§ THE INPUT
────────────────────────────────────────
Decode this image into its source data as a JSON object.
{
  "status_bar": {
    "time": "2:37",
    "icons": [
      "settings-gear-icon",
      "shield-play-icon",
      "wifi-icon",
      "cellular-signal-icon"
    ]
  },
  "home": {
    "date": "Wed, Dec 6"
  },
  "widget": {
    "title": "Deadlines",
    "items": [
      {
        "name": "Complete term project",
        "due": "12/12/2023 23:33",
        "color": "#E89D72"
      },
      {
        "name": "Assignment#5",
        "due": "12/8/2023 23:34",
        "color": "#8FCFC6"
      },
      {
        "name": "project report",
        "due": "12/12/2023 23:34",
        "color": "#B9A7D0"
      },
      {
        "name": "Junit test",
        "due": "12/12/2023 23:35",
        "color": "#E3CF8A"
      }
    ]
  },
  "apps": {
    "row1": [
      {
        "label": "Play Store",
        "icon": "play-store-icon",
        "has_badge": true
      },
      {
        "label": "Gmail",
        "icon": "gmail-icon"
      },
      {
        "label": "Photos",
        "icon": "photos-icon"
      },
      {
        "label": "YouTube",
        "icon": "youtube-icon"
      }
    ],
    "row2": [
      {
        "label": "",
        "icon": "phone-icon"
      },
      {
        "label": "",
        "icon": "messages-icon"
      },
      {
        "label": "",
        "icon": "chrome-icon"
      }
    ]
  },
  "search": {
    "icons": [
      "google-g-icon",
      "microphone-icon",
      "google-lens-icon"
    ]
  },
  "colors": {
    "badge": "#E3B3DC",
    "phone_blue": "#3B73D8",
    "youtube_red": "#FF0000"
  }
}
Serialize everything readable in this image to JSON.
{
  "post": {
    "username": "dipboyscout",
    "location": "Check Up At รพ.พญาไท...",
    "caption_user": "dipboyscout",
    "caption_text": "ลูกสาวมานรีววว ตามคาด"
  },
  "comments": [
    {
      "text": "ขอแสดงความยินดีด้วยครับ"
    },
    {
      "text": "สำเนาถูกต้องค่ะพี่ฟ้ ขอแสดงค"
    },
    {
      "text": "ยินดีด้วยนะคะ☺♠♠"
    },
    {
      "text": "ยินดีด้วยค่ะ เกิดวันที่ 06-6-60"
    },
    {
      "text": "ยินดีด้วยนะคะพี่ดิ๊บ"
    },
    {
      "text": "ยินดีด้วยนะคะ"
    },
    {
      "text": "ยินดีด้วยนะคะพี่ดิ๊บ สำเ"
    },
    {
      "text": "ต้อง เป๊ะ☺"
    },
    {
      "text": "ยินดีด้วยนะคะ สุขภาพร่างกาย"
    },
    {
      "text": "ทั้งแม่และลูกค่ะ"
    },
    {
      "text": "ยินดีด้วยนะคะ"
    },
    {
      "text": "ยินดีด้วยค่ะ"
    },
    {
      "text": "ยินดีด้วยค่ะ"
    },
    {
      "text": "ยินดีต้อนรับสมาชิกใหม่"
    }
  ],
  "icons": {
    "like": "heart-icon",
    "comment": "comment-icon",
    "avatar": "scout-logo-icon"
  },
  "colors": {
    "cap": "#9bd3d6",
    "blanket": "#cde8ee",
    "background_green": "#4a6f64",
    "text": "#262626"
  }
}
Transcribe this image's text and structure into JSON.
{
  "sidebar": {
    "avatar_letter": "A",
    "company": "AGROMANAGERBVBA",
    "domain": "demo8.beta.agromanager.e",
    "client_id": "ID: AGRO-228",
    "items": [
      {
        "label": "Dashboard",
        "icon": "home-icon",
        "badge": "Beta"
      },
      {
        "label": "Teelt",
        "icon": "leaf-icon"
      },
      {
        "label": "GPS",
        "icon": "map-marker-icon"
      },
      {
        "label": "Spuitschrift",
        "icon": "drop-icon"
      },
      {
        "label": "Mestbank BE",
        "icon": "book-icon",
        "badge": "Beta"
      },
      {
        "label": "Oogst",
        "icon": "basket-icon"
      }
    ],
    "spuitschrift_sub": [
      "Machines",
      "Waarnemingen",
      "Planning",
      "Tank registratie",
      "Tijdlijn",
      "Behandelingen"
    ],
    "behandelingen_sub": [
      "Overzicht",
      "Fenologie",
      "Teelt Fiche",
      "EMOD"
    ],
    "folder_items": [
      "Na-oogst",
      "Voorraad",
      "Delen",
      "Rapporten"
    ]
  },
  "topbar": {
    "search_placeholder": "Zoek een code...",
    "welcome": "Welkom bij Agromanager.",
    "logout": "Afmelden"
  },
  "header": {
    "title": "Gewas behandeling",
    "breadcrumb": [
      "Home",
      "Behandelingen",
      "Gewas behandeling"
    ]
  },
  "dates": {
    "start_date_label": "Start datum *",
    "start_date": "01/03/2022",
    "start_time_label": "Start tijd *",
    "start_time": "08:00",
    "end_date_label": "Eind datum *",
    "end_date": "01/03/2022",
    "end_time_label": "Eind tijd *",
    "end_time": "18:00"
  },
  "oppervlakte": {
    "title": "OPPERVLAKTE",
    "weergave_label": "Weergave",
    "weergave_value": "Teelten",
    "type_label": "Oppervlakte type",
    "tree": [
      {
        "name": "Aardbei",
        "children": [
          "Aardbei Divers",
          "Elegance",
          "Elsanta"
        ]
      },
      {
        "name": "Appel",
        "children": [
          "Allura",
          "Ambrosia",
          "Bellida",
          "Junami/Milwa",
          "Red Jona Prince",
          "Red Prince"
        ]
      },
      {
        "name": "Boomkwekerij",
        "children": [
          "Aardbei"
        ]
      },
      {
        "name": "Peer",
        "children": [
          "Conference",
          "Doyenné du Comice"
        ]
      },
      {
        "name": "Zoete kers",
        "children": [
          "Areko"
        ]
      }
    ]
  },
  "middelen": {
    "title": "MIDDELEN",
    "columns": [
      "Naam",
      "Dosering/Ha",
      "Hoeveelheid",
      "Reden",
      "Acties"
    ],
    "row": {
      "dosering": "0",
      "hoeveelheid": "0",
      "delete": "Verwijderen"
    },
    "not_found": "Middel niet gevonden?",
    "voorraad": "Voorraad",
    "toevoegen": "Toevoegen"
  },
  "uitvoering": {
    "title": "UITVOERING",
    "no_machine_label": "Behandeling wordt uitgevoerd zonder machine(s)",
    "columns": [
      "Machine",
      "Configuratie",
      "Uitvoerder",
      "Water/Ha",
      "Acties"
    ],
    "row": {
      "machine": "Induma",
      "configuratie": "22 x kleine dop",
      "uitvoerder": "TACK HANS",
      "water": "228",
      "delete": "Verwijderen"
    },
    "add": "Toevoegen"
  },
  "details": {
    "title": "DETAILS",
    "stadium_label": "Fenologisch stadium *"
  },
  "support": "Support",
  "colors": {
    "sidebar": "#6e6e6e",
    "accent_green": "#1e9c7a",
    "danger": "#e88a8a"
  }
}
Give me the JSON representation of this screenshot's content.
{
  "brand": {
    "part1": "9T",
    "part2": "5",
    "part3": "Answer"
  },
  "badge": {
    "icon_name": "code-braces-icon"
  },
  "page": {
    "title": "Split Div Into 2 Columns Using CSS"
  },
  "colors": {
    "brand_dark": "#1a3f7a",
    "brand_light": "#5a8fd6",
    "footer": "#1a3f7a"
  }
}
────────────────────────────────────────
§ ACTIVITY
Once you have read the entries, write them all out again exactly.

§ EXPECTED ANSWER
Decode this image into its source data as a JSON object.
{
  "status_bar": {
    "time": "2:37",
    "icons": [
      "settings-gear-icon",
      "shield-play-icon",
      "wifi-icon",
      "cellular-signal-icon"
    ]
  },
  "home": {
    "date": "Wed, Dec 6"
  },
  "widget": {
    "title": "Deadlines",
    "items": [
      {
        "name": "Complete term project",
        "due": "12/12/2023 23:33",
        "color": "#E89D72"
      },
      {
        "name": "Assignment#5",
        "due": "12/8/2023 23:34",
        "color": "#8FCFC6"
      },
      {
        "name": "project report",
        "due": "12/12/2023 23:34",
        "color": "#B9A7D0"
      },
      {
        "name": "Junit test",
        "due": "12/12/2023 23:35",
        "color": "#E3CF8A"
      }
    ]
  },
  "apps": {
    "row1": [
      {
        "label": "Play Store",
        "icon": "play-store-icon",
        "has_badge": true
      },
      {
        "label": "Gmail",
        "icon": "gmail-icon"
      },
      {
        "label": "Photos",
        "icon": "photos-icon"
      },
      {
        "label": "YouTube",
        "icon": "youtube-icon"
      }
    ],
    "row2": [
      {
        "label": "",
        "icon": "phone-icon"
      },
      {
        "label": "",
        "icon": "messages-icon"
      },
      {
        "label": "",
        "icon": "chrome-icon"
      }
    ]
  },
  "search": {
    "icons": [
      "google-g-icon",
      "microphone-icon",
      "google-lens-icon"
    ]
  },
  "colors": {
    "badge": "#E3B3DC",
    "phone_blue": "#3B73D8",
    "youtube_red": "#FF0000"
  }
}
Serialize everything readable in this image to JSON.
{
  "post": {
    "username": "dipboyscout",
    "location": "Check Up At รพ.พญาไท...",
    "caption_user": "dipboyscout",
    "caption_text": "ลูกสาวมานรีววว ตามคาด"
  },
  "comments": [
    {
      "text": "ขอแสดงความยินดีด้วยครับ"
    },
    {
      "text": "สำเนาถูกต้องค่ะพี่ฟ้ ขอแสดงค"
    },
    {
      "text": "ยินดีด้วยนะคะ☺♠♠"
    },
    {
      "text": "ยินดีด้วยค่ะ เกิดวันที่ 06-6-60"
    },
    {
      "text": "ยินดีด้วยนะคะพี่ดิ๊บ"
    },
    {
      "text": "ยินดีด้วยนะคะ"
    },
    {
      "text": "ยินดีด้วยนะคะพี่ดิ๊บ สำเ"
    },
    {
      "text": "ต้อง เป๊ะ☺"
    },
    {
      "text": "ยินดีด้วยนะคะ สุขภาพร่างกาย"
    },
    {
      "text": "ทั้งแม่และลูกค่ะ"
    },
    {
      "text": "ยินดีด้วยนะคะ"
    },
    {
      "text": "ยินดีด้วยค่ะ"
    },
    {
      "text": "ยินดีด้วยค่ะ"
    },
    {
      "text": "ยินดีต้อนรับสมาชิกใหม่"
    }
  ],
  "icons": {
    "like": "heart-icon",
    "comment": "comment-icon",
    "avatar": "scout-logo-icon"
  },
  "colors": {
    "cap": "#9bd3d6",
    "blanket": "#cde8ee",
    "background_green": "#4a6f64",
    "text": "#262626"
  }
}
Transcribe this image's text and structure into JSON.
{
  "sidebar": {
    "avatar_letter": "A",
    "company": "AGROMANAGERBVBA",
    "domain": "demo8.beta.agromanager.e",
    "client_id": "ID: AGRO-228",
    "items": [
      {
        "label": "Dashboard",
        "icon": "home-icon",
        "badge": "Beta"
      },
      {
        "label": "Teelt",
        "icon": "leaf-icon"
      },
      {
        "label": "GPS",
        "icon": "map-marker-icon"
      },
      {
        "label": "Spuitschrift",
        "icon": "drop-icon"
      },
      {
        "label": "Mestbank BE",
        "icon": "book-icon",
        "badge": "Beta"
      },
      {
        "label": "Oogst",
        "icon": "basket-icon"
      }
    ],
    "spuitschrift_sub": [
      "Machines",
      "Waarnemingen",
      "Planning",
      "Tank registratie",
      "Tijdlijn",
      "Behandelingen"
    ],
    "behandelingen_sub": [
      "Overzicht",
      "Fenologie",
      "Teelt Fiche",
      "EMOD"
    ],
    "folder_items": [
      "Na-oogst",
      "Voorraad",
      "Delen",
      "Rapporten"
    ]
  },
  "topbar": {
    "search_placeholder": "Zoek een code...",
    "welcome": "Welkom bij Agromanager.",
    "logout": "Afmelden"
  },
  "header": {
    "title": "Gewas behandeling",
    "breadcrumb": [
      "Home",
      "Behandelingen",
      "Gewas behandeling"
    ]
  },
  "dates": {
    "start_date_label": "Start datum *",
    "start_date": "01/03/2022",
    "start_time_label": "Start tijd *",
    "start_time": "08:00",
    "end_date_label": "Eind datum *",
    "end_date": "01/03/2022",
    "end_time_label": "Eind tijd *",
    "end_time": "18:00"
  },
  "oppervlakte": {
    "title": "OPPERVLAKTE",
    "weergave_label": "Weergave",
    "weergave_value": "Teelten",
    "type_label": "Oppervlakte type",
    "tree": [
      {
        "name": "Aardbei",
        "children": [
          "Aardbei Divers",
          "Elegance",
          "Elsanta"
        ]
      },
      {
        "name": "Appel",
        "children": [
          "Allura",
          "Ambrosia",
          "Bellida",
          "Junami/Milwa",
          "Red Jona Prince",
          "Red Prince"
        ]
      },
      {
        "name": "Boomkwekerij",
        "children": [
          "Aardbei"
        ]
      },
      {
        "name": "Peer",
        "children": [
          "Conference",
          "Doyenné du Comice"
        ]
      },
      {
        "name": "Zoete kers",
        "children": [
          "Areko"
        ]
      }
    ]
  },
  "middelen": {
    "title": "MIDDELEN",
    "columns": [
      "Naam",
      "Dosering/Ha",
      "Hoeveelheid",
      "Reden",
      "Acties"
    ],
    "row": {
      "dosering": "0",
      "hoeveelheid": "0",
      "delete": "Verwijderen"
    },
    "not_found": "Middel niet gevonden?",
    "voorraad": "Voorraad",
    "toevoegen": "Toevoegen"
  },
  "uitvoering": {
    "title": "UITVOERING",
    "no_machine_label": "Behandeling wordt uitgevoerd zonder machine(s)",
    "columns": [
      "Machine",
      "Configuratie",
      "Uitvoerder",
      "Water/Ha",
      "Acties"
    ],
    "row": {
      "machine": "Induma",
      "configuratie": "22 x kleine dop",
      "uitvoerder": "TACK HANS",
      "water": "228",
      "delete": "Verwijderen"
    },
    "add": "Toevoegen"
  },
  "details": {
    "title": "DETAILS",
    "stadium_label": "Fenologisch stadium *"
  },
  "support": "Support",
  "colors": {
    "sidebar": "#6e6e6e",
    "accent_green": "#1e9c7a",
    "danger": "#e88a8a"
  }
}
Give me the JSON representation of this screenshot's content.
{
  "brand": {
    "part1": "9T",
    "part2": "5",
    "part3": "Answer"
  },
  "badge": {
    "icon_name": "code-braces-icon"
  },
  "page": {
    "title": "Split Div Into 2 Columns Using CSS"
  },
  "colors": {
    "brand_dark": "#1a3f7a",
    "brand_light": "#5a8fd6",
    "footer": "#1a3f7a"
  }
}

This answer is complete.